Beginning in 2005, Congressional Republicans and the oil industry touted the 2,147 mile-long Keystone XL 830,000 barrel per day (bpd) pipeline, running from Canada’s Hardisty, Alberta oil sands to U.S. refineries on the Gulf of Mexico.
But last month, in an attempt to force a decision from the Obama administration on the pipeline, congressional Republicans tacked a rider onto legislation extending the payroll tax cut by requiring the government to decide within 60 days on the issue, which was rejected for the foreseeable future.
Furious at the setback, Canadian Conservative Prime Minister Stephen Harper threatened to sell the output to China. Last week Harper made an official visit to China and the fruits of that trip are already evident. During a Canada-China business dinner in Guangzhou Harper informed his audience, “We are an emerging energy superpower. We have abundant supplies of virtually every form of energy. And you know, we want to sell our energy to people who want to buy our energy. It's that simple,” adding that virtually all of Canada's energy exports currently go to the U.S. and that it was “increasingly clear” that Canadian commercial interests are best served by diversifying its energy markets.
Guangdong Province Governor Zhu Xiaodan, who attended the dinner, noted that southern China consumes an enormous and ever growing amount of energy and needs additional supplies, telling his guest, "It's our hope in the future we can import more high-quality energy and resource products from Canada." U.S. government statistics bear Harper’s assertions out - according to the U.S. Energy Administration Canada is now the leading exporter of oil to the United States, providing 2.6 million barrels per day (mbpd) of the 9.03 mbpd the U.S. imports every day.
But for Ottawa finding alternative markets is an increasingly high priority, as oil sands have been under development in Alberta since 1967 and investments there now exceed $97 billion.
An alternative to the fickle Americans seems to be on the horizon and Zhu’s hopes have been answered. The Calgary Herald reported on 17 February that Canadian oilsands producer Cenovus Energy Inc. has sent its first shipment of crude oil to China.
Not via the controversial alternative to Keystone XL, the proposed Northern Gateway pipeline, designed to ship oilsands to Canada’s Pacific coast. According to Cenovus Energy Inc. president and chief executive officer Brian Ferguson, the company has sent its first half tanker-load of oil of roughly 250,000 barrels, to an unspecified Chinese customer.
After telling reporters that Cenovus Energy Inc. tripled its fourth-quarter 2011 profits over the corresponding period in 2010 Ferguson said, "We actually just sold our first cargo last week.
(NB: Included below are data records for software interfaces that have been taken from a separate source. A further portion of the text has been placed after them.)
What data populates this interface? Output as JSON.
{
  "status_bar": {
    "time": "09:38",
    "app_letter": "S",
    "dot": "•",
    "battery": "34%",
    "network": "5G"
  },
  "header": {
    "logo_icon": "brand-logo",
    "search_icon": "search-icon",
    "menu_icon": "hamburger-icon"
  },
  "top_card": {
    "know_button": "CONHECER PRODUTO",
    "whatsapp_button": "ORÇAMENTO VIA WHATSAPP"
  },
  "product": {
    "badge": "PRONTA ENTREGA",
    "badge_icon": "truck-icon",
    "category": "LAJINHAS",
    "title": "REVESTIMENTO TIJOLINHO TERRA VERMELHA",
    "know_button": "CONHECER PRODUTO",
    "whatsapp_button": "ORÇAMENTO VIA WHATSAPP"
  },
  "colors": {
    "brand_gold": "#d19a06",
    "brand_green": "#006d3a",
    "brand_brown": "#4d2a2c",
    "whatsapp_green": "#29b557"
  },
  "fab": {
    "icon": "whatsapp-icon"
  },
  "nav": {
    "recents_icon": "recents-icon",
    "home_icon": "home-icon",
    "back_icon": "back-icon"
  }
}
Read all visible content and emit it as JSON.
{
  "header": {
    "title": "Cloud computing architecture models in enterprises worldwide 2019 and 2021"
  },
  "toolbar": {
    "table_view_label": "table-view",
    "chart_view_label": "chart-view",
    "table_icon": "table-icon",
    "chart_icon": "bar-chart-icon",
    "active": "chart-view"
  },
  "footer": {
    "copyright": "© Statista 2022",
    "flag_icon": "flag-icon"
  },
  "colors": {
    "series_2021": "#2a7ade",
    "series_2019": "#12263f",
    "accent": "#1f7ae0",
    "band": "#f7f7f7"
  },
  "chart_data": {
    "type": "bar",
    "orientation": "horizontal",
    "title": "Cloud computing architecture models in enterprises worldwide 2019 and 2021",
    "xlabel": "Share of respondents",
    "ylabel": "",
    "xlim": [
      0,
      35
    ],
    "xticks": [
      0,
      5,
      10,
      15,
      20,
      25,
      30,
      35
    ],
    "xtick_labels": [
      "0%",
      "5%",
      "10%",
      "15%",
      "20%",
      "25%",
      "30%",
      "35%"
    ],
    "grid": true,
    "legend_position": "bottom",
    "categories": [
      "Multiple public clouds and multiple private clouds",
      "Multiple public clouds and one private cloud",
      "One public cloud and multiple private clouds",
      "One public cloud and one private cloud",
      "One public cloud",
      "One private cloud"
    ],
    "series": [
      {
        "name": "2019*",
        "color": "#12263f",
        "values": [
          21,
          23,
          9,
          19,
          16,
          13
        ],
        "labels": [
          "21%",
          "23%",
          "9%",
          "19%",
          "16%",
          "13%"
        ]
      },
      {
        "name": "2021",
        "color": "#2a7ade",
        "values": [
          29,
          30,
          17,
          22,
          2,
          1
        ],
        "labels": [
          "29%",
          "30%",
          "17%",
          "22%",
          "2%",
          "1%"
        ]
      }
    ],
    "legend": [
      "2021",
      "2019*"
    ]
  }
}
It's very significant because what it allows us to do is establish a relationship with refineries in terms of how they value and price Cenovus crude. So it's very significant strategically."
Perhaps not surprisingly, Ferguson participated in Harper's trade mission to China.
How did the Cenovus Energy Inc. oilsands reach Canada’s western coast for transshipment?
According to Ferguson, his firm utilized the existing TransMountain Pipeline, which runs from Edmonton to the Westridge Marine Terminal near Vancouver, sending 12,000 bpd through the facility. While most of Cenovus Energy Inc. oilsands’ oil began to be shipped in late 2011, the majority was sent to customers in California and represents less than 10 percent of Cenovus Energy Inc.’s overall oil output, it helped generate the massive profits that Ferguson crowed about, because the crude received a premium over mid-continent Canadian oil by being priced in relation to Brent crude instead of the less expensive West Texas Intermediate.
As Ferguson noted, “It's allowing us to get tidewater pricing off Brent so there's a significant uplift per barrel in terms of price realization.”
Cenovus Energy Inc. has bigger long-term export plans for its oilsands production beyond a mere 12,000 bpd. Cenovus Energy Inc. is a major backer of Enbridge Inc.'s controversial proposed 745 mile-long, $5.5-billion, 525,000 bpd Northern Gateway pipeline, which would stretch from Bruderheim, northeast of Edmonton, to the coastal community of Kitimat in British Colombia, providing an export link to customers in Asia.
But the Northern Gateway pipeline, with a projected operational date of 2017 is hardly a done deal, having aroused the ire of Canadian environmentalists nationwide.
And Cenovus Energy Inc. is thinking beyond the present, as Ferguson noted that the firm is continuing to seek a joint venture partner for its Telephone Lake oilsands assets in northern Alberta, with international investors increasingly expressing interest.
So, floods of yuan or a pristine environment? It seems that Harper’s government and Cenovus Energy Inc. have no doubt where Canada’s future lies.
By. John C.K. Daly of Oilprice.com